It is a long established fact that a reader will be distracted readable
Contrary to popular belief, January can be an exciting time for horror fans for one big reason-the Sundance Film Festival, one of the industry's major film festivals. Every January, Sundance bestows upon us weird, frightening, and bizarrely amazing horror movies.
Horror has always had a place at the high-brow-film table, and Sundance has a proven record for bringing fresh horror to hungry audiences.
There are so many types of comedies - slapstick, screwball, romantic, satirical, dark - but only one way to do it right: make 'em laugh, the audience that is (though if you are laughing in the editing suite, that is probably a good sign). Literally any situation bears the roots of comedy, it is merely a matter for you the editor of finding it. Comedic dialogue is helpful, but if a scene is not cut properly, that doozy of a punchline that originally jumped off the script could and probably will be lost into the ether.
It is our job to prevent that creative tragedy from ever happening. That ability for prevention, like a lot in making art, comes from creative instinct. But there are structures you can follow and should follow to help you as well.

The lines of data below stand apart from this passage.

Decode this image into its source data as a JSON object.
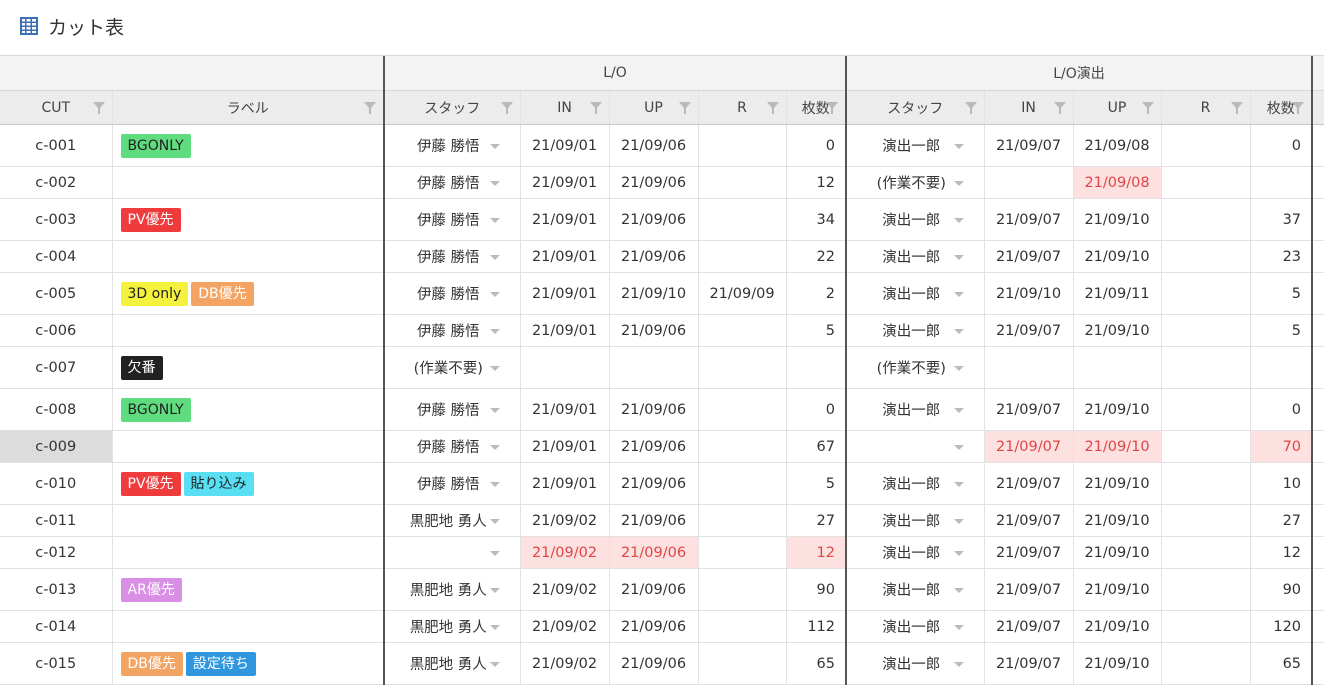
{
  "title": "カット表",
  "title_icon": "grid-table-icon",
  "groups": {
    "lo": "L/O",
    "lo_direction": "L/O演出"
  },
  "columns": {
    "cut": "CUT",
    "label": "ラベル",
    "lo_staff": "スタッフ",
    "lo_in": "IN",
    "lo_up": "UP",
    "lo_r": "R",
    "lo_count": "枚数",
    "dir_staff": "スタッフ",
    "dir_in": "IN",
    "dir_up": "UP",
    "dir_r": "R",
    "dir_count": "枚数"
  },
  "tag_colors": {
    "BGONLY": "#5edc7e",
    "PV優先": "#ef3b3b",
    "3D only": "#f5f23d",
    "DB優先": "#f4a462",
    "欠番": "#222222",
    "貼り込み": "#58dff4",
    "AR優先": "#d98fe6",
    "設定待ち": "#2e97e0"
  },
  "rows": [
    {
      "cut": "c-001",
      "labels": [
        "BGONLY"
      ],
      "lo_staff": "伊藤 勝悟",
      "lo_in": "21/09/01",
      "lo_up": "21/09/06",
      "lo_r": "",
      "lo_count": "0",
      "dir_staff": "演出一郎",
      "dir_in": "21/09/07",
      "dir_up": "21/09/08",
      "dir_r": "",
      "dir_count": "0",
      "h": 42
    },
    {
      "cut": "c-002",
      "labels": [],
      "lo_staff": "伊藤 勝悟",
      "lo_in": "21/09/01",
      "lo_up": "21/09/06",
      "lo_r": "",
      "lo_count": "12",
      "dir_staff": "(作業不要)",
      "dir_in": "",
      "dir_up": "21/09/08",
      "dir_r": "",
      "dir_count": "",
      "h": 32,
      "red": [
        "dir_up"
      ]
    },
    {
      "cut": "c-003",
      "labels": [
        "PV優先"
      ],
      "lo_staff": "伊藤 勝悟",
      "lo_in": "21/09/01",
      "lo_up": "21/09/06",
      "lo_r": "",
      "lo_count": "34",
      "dir_staff": "演出一郎",
      "dir_in": "21/09/07",
      "dir_up": "21/09/10",
      "dir_r": "",
      "dir_count": "37",
      "h": 42
    },
    {
      "cut": "c-004",
      "labels": [],
      "lo_staff": "伊藤 勝悟",
      "lo_in": "21/09/01",
      "lo_up": "21/09/06",
      "lo_r": "",
      "lo_count": "22",
      "dir_staff": "演出一郎",
      "dir_in": "21/09/07",
      "dir_up": "21/09/10",
      "dir_r": "",
      "dir_count": "23",
      "h": 32
    },
    {
      "cut": "c-005",
      "labels": [
        "3D only",
        "DB優先"
      ],
      "lo_staff": "伊藤 勝悟",
      "lo_in": "21/09/01",
      "lo_up": "21/09/10",
      "lo_r": "21/09/09",
      "lo_count": "2",
      "dir_staff": "演出一郎",
      "dir_in": "21/09/10",
      "dir_up": "21/09/11",
      "dir_r": "",
      "dir_count": "5",
      "h": 42
    },
    {
      "cut": "c-006",
      "labels": [],
      "lo_staff": "伊藤 勝悟",
      "lo_in": "21/09/01",
      "lo_up": "21/09/06",
      "lo_r": "",
      "lo_count": "5",
      "dir_staff": "演出一郎",
      "dir_in": "21/09/07",
      "dir_up": "21/09/10",
      "dir_r": "",
      "dir_count": "5",
      "h": 32
    },
    {
      "cut": "c-007",
      "labels": [
        "欠番"
      ],
      "lo_staff": "(作業不要)",
      "lo_in": "",
      "lo_up": "",
      "lo_r": "",
      "lo_count": "",
      "dir_staff": "(作業不要)",
      "dir_in": "",
      "dir_up": "",
      "dir_r": "",
      "dir_count": "",
      "h": 42
    },
    {
      "cut": "c-008",
      "labels": [
        "BGONLY"
      ],
      "lo_staff": "伊藤 勝悟",
      "lo_in": "21/09/01",
      "lo_up": "21/09/06",
      "lo_r": "",
      "lo_count": "0",
      "dir_staff": "演出一郎",
      "dir_in": "21/09/07",
      "dir_up": "21/09/10",
      "dir_r": "",
      "dir_count": "0",
      "h": 42
    },
    {
      "cut": "c-009",
      "labels": [],
      "selected": true,
      "lo_staff": "伊藤 勝悟",
      "lo_in": "21/09/01",
      "lo_up": "21/09/06",
      "lo_r": "",
      "lo_count": "67",
      "dir_staff": "",
      "dir_in": "21/09/07",
      "dir_up": "21/09/10",
      "dir_r": "",
      "dir_count": "70",
      "h": 32,
      "red": [
        "dir_in",
        "dir_up",
        "dir_count"
      ]
    },
    {
      "cut": "c-010",
      "labels": [
        "PV優先",
        "貼り込み"
      ],
      "lo_staff": "伊藤 勝悟",
      "lo_in": "21/09/01",
      "lo_up": "21/09/06",
      "lo_r": "",
      "lo_count": "5",
      "dir_staff": "演出一郎",
      "dir_in": "21/09/07",
      "dir_up": "21/09/10",
      "dir_r": "",
      "dir_count": "10",
      "h": 42
    },
    {
      "cut": "c-011",
      "labels": [],
      "lo_staff": "黒肥地 勇人",
      "lo_in": "21/09/02",
      "lo_up": "21/09/06",
      "lo_r": "",
      "lo_count": "27",
      "dir_staff": "演出一郎",
      "dir_in": "21/09/07",
      "dir_up": "21/09/10",
      "dir_r": "",
      "dir_count": "27",
      "h": 32
    },
    {
      "cut": "c-012",
      "labels": [],
      "lo_staff": "",
      "lo_in": "21/09/02",
      "lo_up": "21/09/06",
      "lo_r": "",
      "lo_count": "12",
      "dir_staff": "演出一郎",
      "dir_in": "21/09/07",
      "dir_up": "21/09/10",
      "dir_r": "",
      "dir_count": "12",
      "h": 32,
      "red": [
        "lo_in",
        "lo_up",
        "lo_count"
      ]
    },
    {
      "cut": "c-013",
      "labels": [
        "AR優先"
      ],
      "lo_staff": "黒肥地 勇人",
      "lo_in": "21/09/02",
      "lo_up": "21/09/06",
      "lo_r": "",
      "lo_count": "90",
      "dir_staff": "演出一郎",
      "dir_in": "21/09/07",
      "dir_up": "21/09/10",
      "dir_r": "",
      "dir_count": "90",
      "h": 42
    },
    {
      "cut": "c-014",
      "labels": [],
      "lo_staff": "黒肥地 勇人",
      "lo_in": "21/09/02",
      "lo_up": "21/09/06",
      "lo_r": "",
      "lo_count": "112",
      "dir_staff": "演出一郎",
      "dir_in": "21/09/07",
      "dir_up": "21/09/10",
      "dir_r": "",
      "dir_count": "120",
      "h": 32
    },
    {
      "cut": "c-015",
      "labels": [
        "DB優先",
        "設定待ち"
      ],
      "lo_staff": "黒肥地 勇人",
      "lo_in": "21/09/02",
      "lo_up": "21/09/06",
      "lo_r": "",
      "lo_count": "65",
      "dir_staff": "演出一郎",
      "dir_in": "21/09/07",
      "dir_up": "21/09/10",
      "dir_r": "",
      "dir_count": "65",
      "h": 42
    }
  ]
}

For the third weekend in a row, M. Night Shyamalan's thriller Split just landed atop box office charts, to date pulling in just under $100,000,000 at the domestic box office. I think it's pretty safe to say that nobody expected the film, made for just $9 million, to be the money-making powerhouse that it's proven to be, but one thing is now more certain than ever: Shyamalan is back, and he's back in a big way. Split is his first film since The Sixth Sense to top the charts three weeks in a row, and we couldn't be happier to see the twist-master back in top form.
And that's the most important thing here. While horror sequels may not be performing all that well this year, original horror movies are killing it; something we can all be happy about.